In this interview with Engormix, Kurt Rosentrater, Associate Professor at Iowa State University and Executive Director at the Distillers Grains Technology Council, answered questions about several important factors to take into account when using DDGS as a feed ingredient.
Rosentrater deals with these topics and more on the recently released fifth edition of the book Kent’s Technology of Cereals: An Introduction for Students of Food Science and Agriculture. This edition has been thoroughly updated with new sections, including extrusion cooking and the use of cereals for animal feed. In addition, it offers information on statistics, new products, the impact of climate changes and genetics, new economic trends, nutrition regulations and new technologies.
- What are the main differences between grains that can be used as DDGS: barley, corn, wheat, etc.?
Each type of grain contains different quantities and types of starch, which impact fermentability into ethanol. Additionally, each grain contains different levels of proteins and other nutrients, which ultimately will impact the nutrient contents in the DDGS.
- What can you tell us about color as an indicator of quality in DDGS?
DDGS color will certainly be impacted by the type of grain used for fermentation. Corn will result in a bright yellow DDGS; wheat and barley will result in darker DDGS.
But, color is a good indicator of quality over time at a single plant which uses a single type of grain. For example, if the DDGS at your ethanol plant suddenly changes color (i.e., becomes darker) or suddenly black spots appear in your DDGS, this is a sign that something has changed in your processing conditions at your ethanol plant, and must be fixed or adjusted right away.
- Recommendations you can give to guarantee the quality of the final product.
Each coproduct should be sold with a guaranteed nutrient profile. Although the composition of DDGS may vary from ethanol plant to ethanol plant, variability at each plant is quite low over time. So it is important that livestock producers work with ethanol plants and understand the guaranteed analysis of the DDGS that they are purchasing.
- What is the advantage of pelleting in DDGS?
Pelleting of DDGS can result in much better product flowability and much higher bulk density (up to 20% increase). These are both great advantages for livestock producers.

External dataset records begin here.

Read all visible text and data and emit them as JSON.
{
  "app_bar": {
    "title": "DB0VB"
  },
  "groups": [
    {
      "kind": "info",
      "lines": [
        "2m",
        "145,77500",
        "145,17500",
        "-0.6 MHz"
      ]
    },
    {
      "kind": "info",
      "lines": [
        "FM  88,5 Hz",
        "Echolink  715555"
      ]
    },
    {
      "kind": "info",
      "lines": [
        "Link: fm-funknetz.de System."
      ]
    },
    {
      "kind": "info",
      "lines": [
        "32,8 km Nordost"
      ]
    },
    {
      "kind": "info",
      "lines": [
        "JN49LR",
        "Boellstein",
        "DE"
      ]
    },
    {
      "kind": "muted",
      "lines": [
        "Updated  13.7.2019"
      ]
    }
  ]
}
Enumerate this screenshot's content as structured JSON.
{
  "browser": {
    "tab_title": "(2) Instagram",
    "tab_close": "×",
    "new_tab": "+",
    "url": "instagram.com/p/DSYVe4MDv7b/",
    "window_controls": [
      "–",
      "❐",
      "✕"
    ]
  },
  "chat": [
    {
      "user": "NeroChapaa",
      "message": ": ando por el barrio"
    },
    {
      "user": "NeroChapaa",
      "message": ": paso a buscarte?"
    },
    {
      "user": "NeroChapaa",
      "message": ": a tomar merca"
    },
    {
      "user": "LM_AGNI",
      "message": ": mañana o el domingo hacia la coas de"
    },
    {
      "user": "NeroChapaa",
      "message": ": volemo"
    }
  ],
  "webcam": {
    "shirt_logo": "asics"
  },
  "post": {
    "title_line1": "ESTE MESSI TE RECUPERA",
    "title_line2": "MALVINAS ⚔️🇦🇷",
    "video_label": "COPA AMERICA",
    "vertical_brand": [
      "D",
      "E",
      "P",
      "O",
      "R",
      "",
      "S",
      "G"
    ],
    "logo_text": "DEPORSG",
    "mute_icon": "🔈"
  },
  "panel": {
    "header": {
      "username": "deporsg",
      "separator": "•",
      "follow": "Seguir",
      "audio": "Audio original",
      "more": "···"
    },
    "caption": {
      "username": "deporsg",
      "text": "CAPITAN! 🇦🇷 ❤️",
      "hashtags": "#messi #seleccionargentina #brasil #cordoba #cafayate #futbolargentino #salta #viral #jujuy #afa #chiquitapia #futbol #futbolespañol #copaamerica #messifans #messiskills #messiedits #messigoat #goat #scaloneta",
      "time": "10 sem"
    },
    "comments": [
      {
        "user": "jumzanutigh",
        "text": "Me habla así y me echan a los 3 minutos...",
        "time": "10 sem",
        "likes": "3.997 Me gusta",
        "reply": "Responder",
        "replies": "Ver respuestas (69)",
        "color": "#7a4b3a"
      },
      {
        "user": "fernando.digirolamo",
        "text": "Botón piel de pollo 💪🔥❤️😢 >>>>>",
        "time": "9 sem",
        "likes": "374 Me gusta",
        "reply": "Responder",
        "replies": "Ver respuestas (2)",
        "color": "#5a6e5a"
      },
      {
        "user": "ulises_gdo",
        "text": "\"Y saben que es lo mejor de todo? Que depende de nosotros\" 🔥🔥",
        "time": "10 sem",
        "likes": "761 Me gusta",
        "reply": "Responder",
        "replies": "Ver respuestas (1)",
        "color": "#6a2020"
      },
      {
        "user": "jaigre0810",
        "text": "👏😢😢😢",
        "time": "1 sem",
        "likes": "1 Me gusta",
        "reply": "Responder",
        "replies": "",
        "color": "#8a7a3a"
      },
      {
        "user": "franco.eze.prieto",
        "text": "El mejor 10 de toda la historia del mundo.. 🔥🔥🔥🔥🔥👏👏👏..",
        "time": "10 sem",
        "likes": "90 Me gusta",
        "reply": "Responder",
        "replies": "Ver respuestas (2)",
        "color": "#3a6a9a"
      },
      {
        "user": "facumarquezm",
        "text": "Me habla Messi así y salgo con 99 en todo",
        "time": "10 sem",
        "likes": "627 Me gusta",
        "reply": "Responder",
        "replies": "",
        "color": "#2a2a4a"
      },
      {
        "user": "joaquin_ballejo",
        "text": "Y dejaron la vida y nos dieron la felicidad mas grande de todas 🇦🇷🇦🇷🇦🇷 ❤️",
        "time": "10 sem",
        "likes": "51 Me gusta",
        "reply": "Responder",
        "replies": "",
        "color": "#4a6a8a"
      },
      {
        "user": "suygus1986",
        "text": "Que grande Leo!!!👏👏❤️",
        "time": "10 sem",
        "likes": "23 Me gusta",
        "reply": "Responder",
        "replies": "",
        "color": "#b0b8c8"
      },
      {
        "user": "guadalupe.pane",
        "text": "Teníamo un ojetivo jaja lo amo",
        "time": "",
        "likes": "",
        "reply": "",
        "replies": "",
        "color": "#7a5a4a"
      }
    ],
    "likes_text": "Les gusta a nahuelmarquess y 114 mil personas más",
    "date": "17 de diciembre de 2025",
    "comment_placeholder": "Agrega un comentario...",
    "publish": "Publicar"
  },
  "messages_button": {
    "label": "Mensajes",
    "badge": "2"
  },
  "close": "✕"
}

- What is a good percentage of protein content in DDGS?
In the U.S., protein levels in DDGS are commonly about 30% (dry basis). They are often a little higher in DWG (on a dry basis). These protein levels are a little higher than they used to be years ago, due to improved processing efficiencies. There are some ethanol plants who are installing new technologies to produce coproducts with protein levels greater than 40%, 50% or even 60%.
- Which contaminants can be found at DDGS and how to best prevent them?
The most important contaminants for grain-based products are mycotoxins. It is important for ethanol plants to screen incoming grain for mycotoxins, and to reject loads of grain that are above threshold levels. If ethanol plants do this, then the DDGS and DWG should be free of mycotoxins. It is also important for livestock producers to understand what is the mycotoxin levels in the coproducts that they purchase from ethanol plants.